[Component data from apps and pages]
# # # # # # #

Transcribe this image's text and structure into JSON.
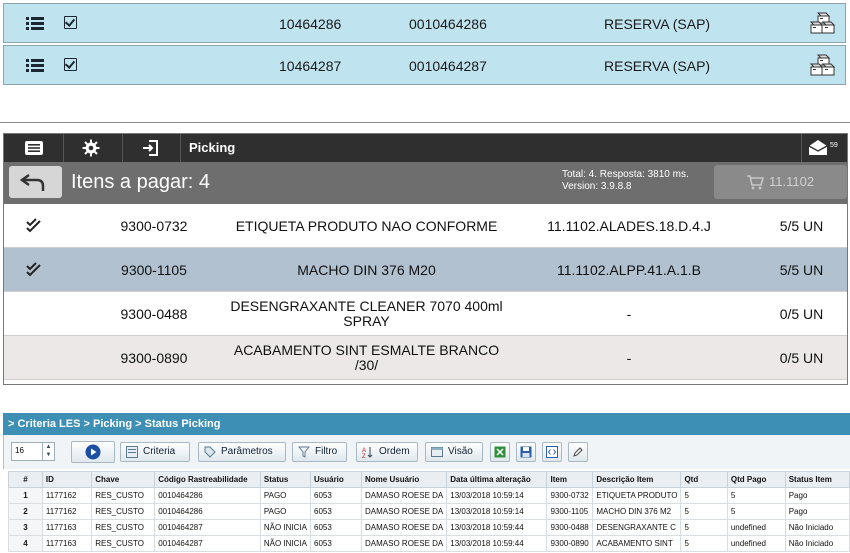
{
  "top_list": {
    "rows": [
      {
        "chave": "10464286",
        "codigo": "0010464286",
        "tipo": "RESERVA (SAP)"
      },
      {
        "chave": "10464287",
        "codigo": "0010464287",
        "tipo": "RESERVA (SAP)"
      }
    ]
  },
  "picking": {
    "title": "Picking",
    "mail_count": "59",
    "items_label": "Itens a pagar: 4",
    "status_line1": "Total: 4. Resposta: 3810 ms.",
    "status_line2": "Version: 3.9.8.8",
    "cart_label": "11.1102",
    "rows": [
      {
        "checked": true,
        "code": "9300-0732",
        "desc": "ETIQUETA PRODUTO NAO CONFORME",
        "location": "11.1102.ALADES.18.D.4.J",
        "qty": "5/5 UN",
        "bg": "#ffffff"
      },
      {
        "checked": true,
        "code": "9300-1105",
        "desc": "MACHO DIN 376 M20",
        "location": "11.1102.ALPP.41.A.1.B",
        "qty": "5/5 UN",
        "bg": "#b2c1cf"
      },
      {
        "checked": false,
        "code": "9300-0488",
        "desc": "DESENGRAXANTE CLEANER 7070 400ml SPRAY",
        "location": "-",
        "qty": "0/5 UN",
        "bg": "#ffffff"
      },
      {
        "checked": false,
        "code": "9300-0890",
        "desc": "ACABAMENTO SINT ESMALTE BRANCO /30/",
        "location": "-",
        "qty": "0/5 UN",
        "bg": "#ece8e8"
      }
    ]
  },
  "grid_panel": {
    "breadcrumb": "> Criteria LES > Picking > Status Picking",
    "page_size": "16",
    "buttons": {
      "criteria": "Criteria",
      "parametros": "Parâmetros",
      "filtro": "Filtro",
      "ordem": "Ordem",
      "visao": "Visão"
    },
    "columns": [
      "#",
      "ID",
      "Chave",
      "Código Rastreabilidade",
      "Status",
      "Usuário",
      "Nome Usuário",
      "Data última alteração",
      "Item",
      "Descrição Item",
      "Qtd",
      "Qtd Pago",
      "Status Item"
    ],
    "rows": [
      [
        "1",
        "1177162",
        "RES_CUSTO",
        "0010464286",
        "PAGO",
        "6053",
        "DAMASO ROESE DA",
        "13/03/2018 10:59:14",
        "9300-0732",
        "ETIQUETA PRODUTO",
        "5",
        "5",
        "Pago"
      ],
      [
        "2",
        "1177162",
        "RES_CUSTO",
        "0010464286",
        "PAGO",
        "6053",
        "DAMASO ROESE DA",
        "13/03/2018 10:59:14",
        "9300-1105",
        "MACHO DIN 376 M2",
        "5",
        "5",
        "Pago"
      ],
      [
        "3",
        "1177163",
        "RES_CUSTO",
        "0010464287",
        "NÃO INICIA",
        "6053",
        "DAMASO ROESE DA",
        "13/03/2018 10:59:44",
        "9300-0488",
        "DESENGRAXANTE C",
        "5",
        "undefined",
        "Não Iniciado"
      ],
      [
        "4",
        "1177163",
        "RES_CUSTO",
        "0010464287",
        "NÃO INICIA",
        "6053",
        "DAMASO ROESE DA",
        "13/03/2018 10:59:44",
        "9300-0890",
        "ACABAMENTO SINT",
        "5",
        "undefined",
        "Não Iniciado"
      ]
    ]
  },
  "icons": {
    "list": "list-icon",
    "check": "checkbox-icon",
    "boxes": "boxes-icon",
    "menu": "menu-icon",
    "gear": "gear-icon",
    "exit": "exit-icon",
    "mail": "mail-icon",
    "back": "back-arrow-icon",
    "cart": "cart-icon",
    "double_check": "double-check-icon"
  }
}
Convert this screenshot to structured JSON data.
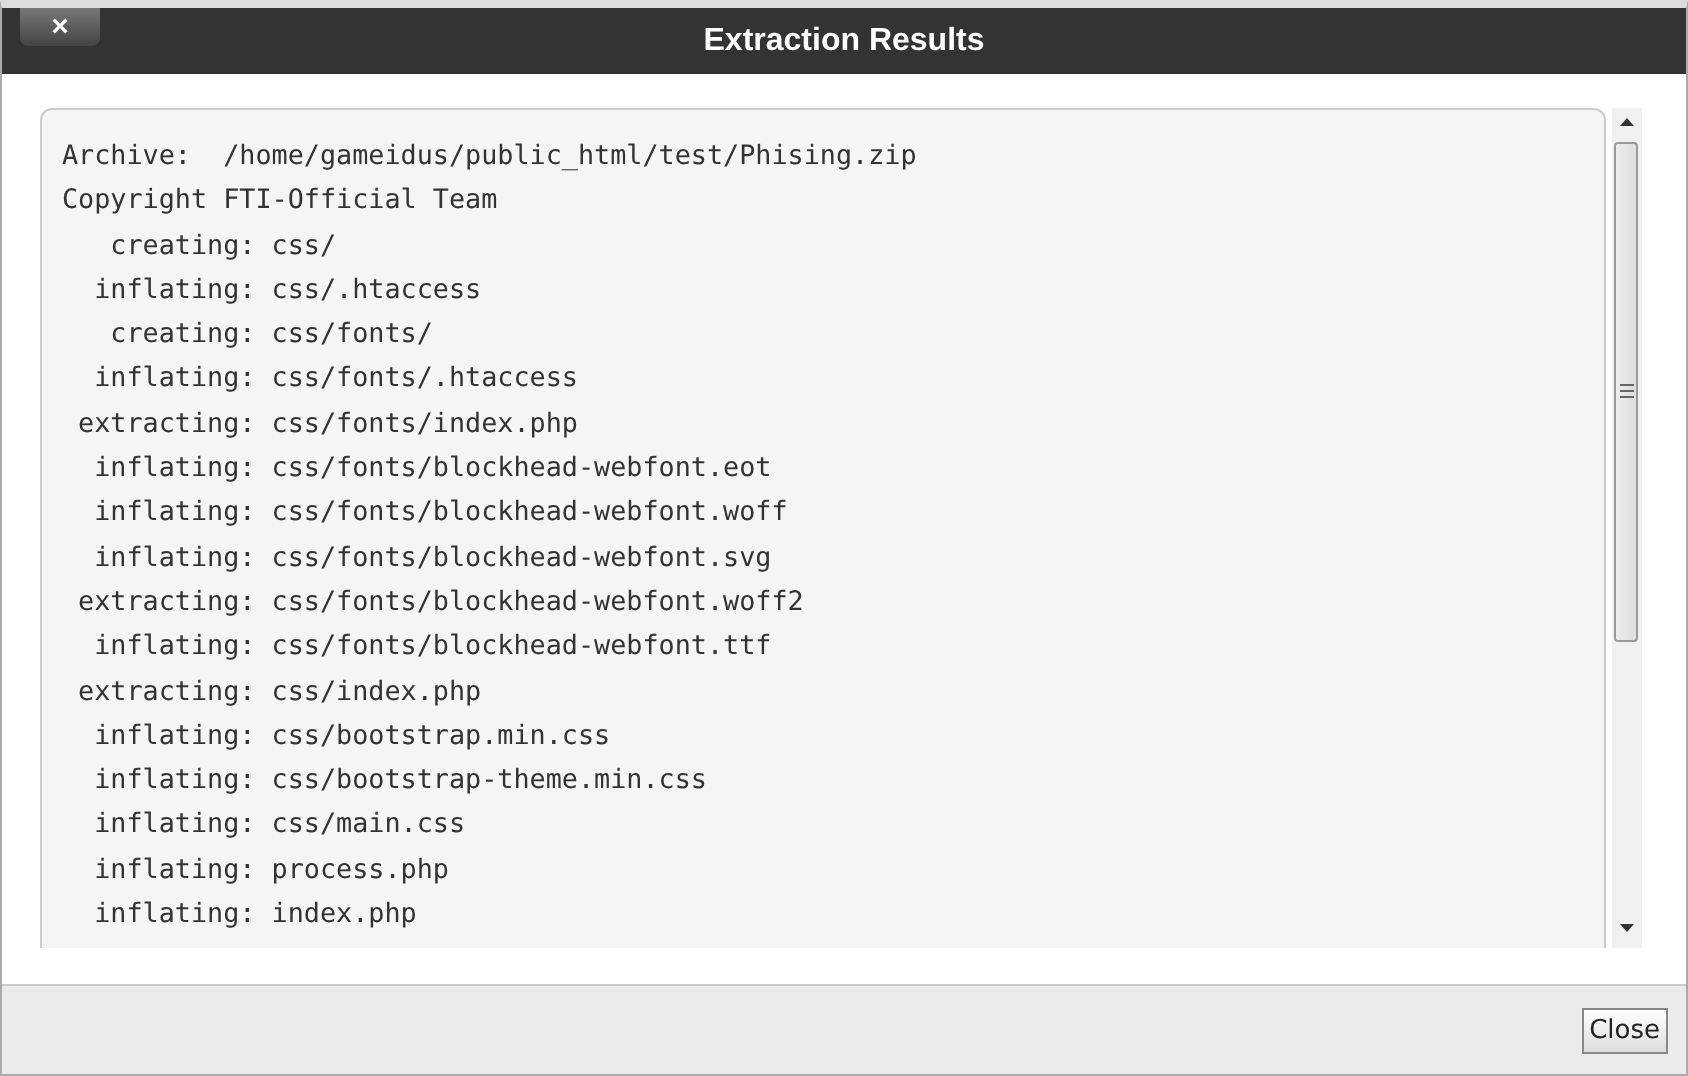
{
  "dialog": {
    "title": "Extraction Results",
    "close_icon": "×",
    "close_button": "Close"
  },
  "output_lines": [
    "Archive:  /home/gameidus/public_html/test/Phising.zip",
    "Copyright FTI-Official Team",
    "   creating: css/",
    "  inflating: css/.htaccess",
    "   creating: css/fonts/",
    "  inflating: css/fonts/.htaccess",
    " extracting: css/fonts/index.php",
    "  inflating: css/fonts/blockhead-webfont.eot",
    "  inflating: css/fonts/blockhead-webfont.woff",
    "  inflating: css/fonts/blockhead-webfont.svg",
    " extracting: css/fonts/blockhead-webfont.woff2",
    "  inflating: css/fonts/blockhead-webfont.ttf",
    " extracting: css/index.php",
    "  inflating: css/bootstrap.min.css",
    "  inflating: css/bootstrap-theme.min.css",
    "  inflating: css/main.css",
    "  inflating: process.php",
    "  inflating: index.php"
  ]
}
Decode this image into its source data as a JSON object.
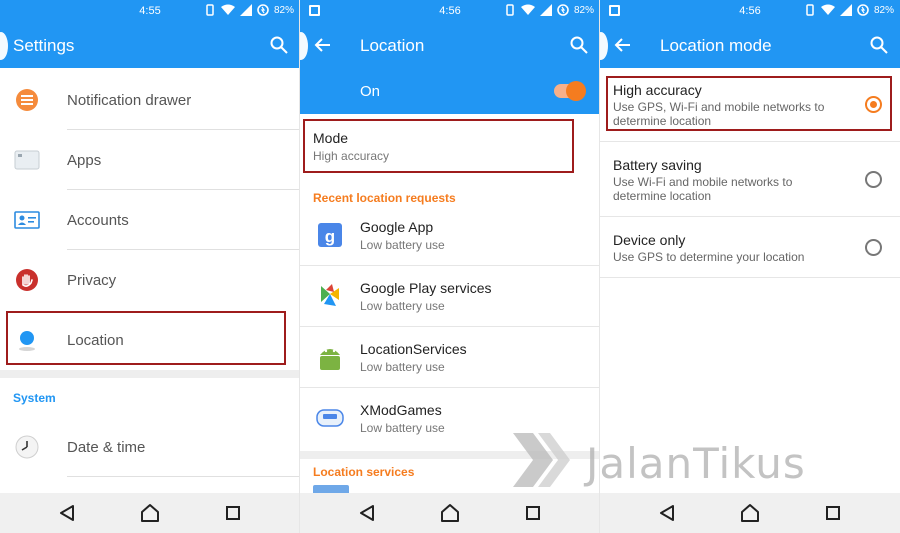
{
  "status_bars": [
    {
      "time": "4:55",
      "battery": "82%"
    },
    {
      "time": "4:56",
      "battery": "82%"
    },
    {
      "time": "4:56",
      "battery": "82%"
    }
  ],
  "settings": {
    "title": "Settings",
    "items": [
      {
        "label": "Notification drawer",
        "icon": "notification-drawer-icon"
      },
      {
        "label": "Apps",
        "icon": "apps-icon"
      },
      {
        "label": "Accounts",
        "icon": "accounts-icon"
      },
      {
        "label": "Privacy",
        "icon": "privacy-hand-icon"
      },
      {
        "label": "Location",
        "icon": "location-pin-icon"
      }
    ],
    "system_header": "System",
    "system_items": [
      {
        "label": "Date & time",
        "icon": "clock-icon"
      }
    ]
  },
  "location": {
    "title": "Location",
    "toggle_label": "On",
    "toggle_state": "on",
    "mode_title": "Mode",
    "mode_value": "High accuracy",
    "recent_header": "Recent location requests",
    "requests": [
      {
        "name": "Google App",
        "detail": "Low battery use",
        "icon": "google-app-icon"
      },
      {
        "name": "Google Play services",
        "detail": "Low battery use",
        "icon": "google-play-services-icon"
      },
      {
        "name": "LocationServices",
        "detail": "Low battery use",
        "icon": "android-icon"
      },
      {
        "name": "XModGames",
        "detail": "Low battery use",
        "icon": "xmodgames-icon"
      }
    ],
    "services_header": "Location services"
  },
  "location_mode": {
    "title": "Location mode",
    "options": [
      {
        "title": "High accuracy",
        "description": "Use GPS, Wi-Fi and mobile networks to determine location",
        "selected": true
      },
      {
        "title": "Battery saving",
        "description": "Use Wi-Fi and mobile networks to determine location",
        "selected": false
      },
      {
        "title": "Device only",
        "description": "Use GPS to determine your location",
        "selected": false
      }
    ]
  },
  "watermark": {
    "text": "JalanTikus"
  },
  "colors": {
    "primary": "#2196f3",
    "accent": "#f57c1f",
    "highlight": "#9e1c1c"
  }
}
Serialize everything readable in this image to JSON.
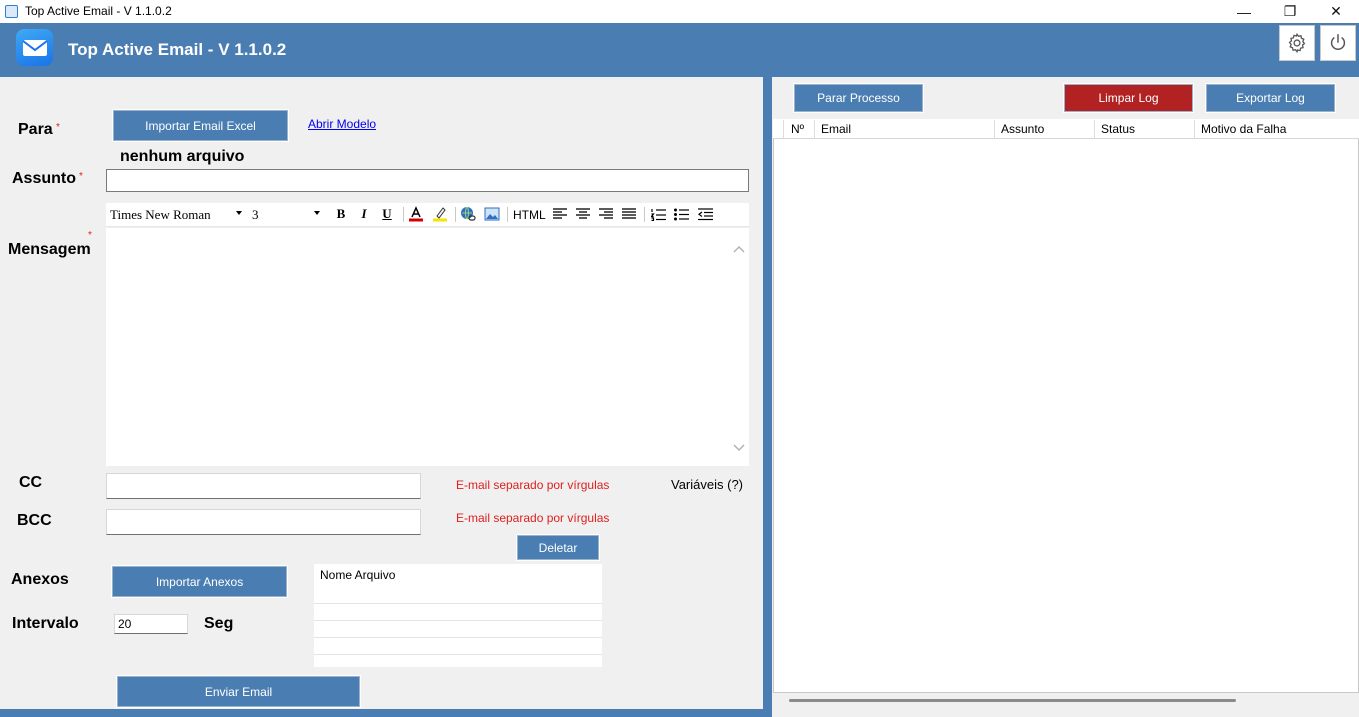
{
  "window": {
    "title": "Top Active Email - V 1.1.0.2",
    "controls": {
      "minimize": "—",
      "restore": "❐",
      "close": "✕"
    }
  },
  "header": {
    "title": "Top Active Email - V 1.1.0.2",
    "icons": {
      "logo": "email-icon",
      "settings": "gear-icon",
      "power": "power-icon"
    }
  },
  "form": {
    "para_label": "Para",
    "required_mark": "*",
    "import_excel_label": "Importar Email Excel",
    "open_template_label": "Abrir Modelo",
    "no_file_text": "nenhum arquivo",
    "assunto_label": "Assunto",
    "assunto_value": "",
    "mensagem_label": "Mensagem",
    "cc_label": "CC",
    "cc_value": "",
    "bcc_label": "BCC",
    "bcc_value": "",
    "comma_hint": "E-mail separado por vírgulas",
    "variables_label": "Variáveis (?)",
    "delete_label": "Deletar",
    "anexos_label": "Anexos",
    "import_attach_label": "Importar Anexos",
    "attach_column": "Nome Arquivo",
    "intervalo_label": "Intervalo",
    "intervalo_value": "20",
    "seg_label": "Seg",
    "send_label": "Enviar Email"
  },
  "editor": {
    "font_family": "Times New Roman",
    "font_size": "3",
    "html_label": "HTML",
    "tools": {
      "bold": "B",
      "italic": "I",
      "underline": "U"
    }
  },
  "log": {
    "stop_label": "Parar Processo",
    "clear_label": "Limpar Log",
    "export_label": "Exportar Log",
    "columns": [
      "Nº",
      "Email",
      "Assunto",
      "Status",
      "Motivo da Falha"
    ]
  },
  "colors": {
    "brand": "#4a7eb2",
    "danger": "#b22222",
    "hint": "#e02020"
  }
}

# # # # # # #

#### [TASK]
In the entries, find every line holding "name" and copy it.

#### [EXERCISE ANSWER]
        "name": "Google App",
        "name": "Google Play services",
        "name": "LocationServices",
        "name": "XModGames",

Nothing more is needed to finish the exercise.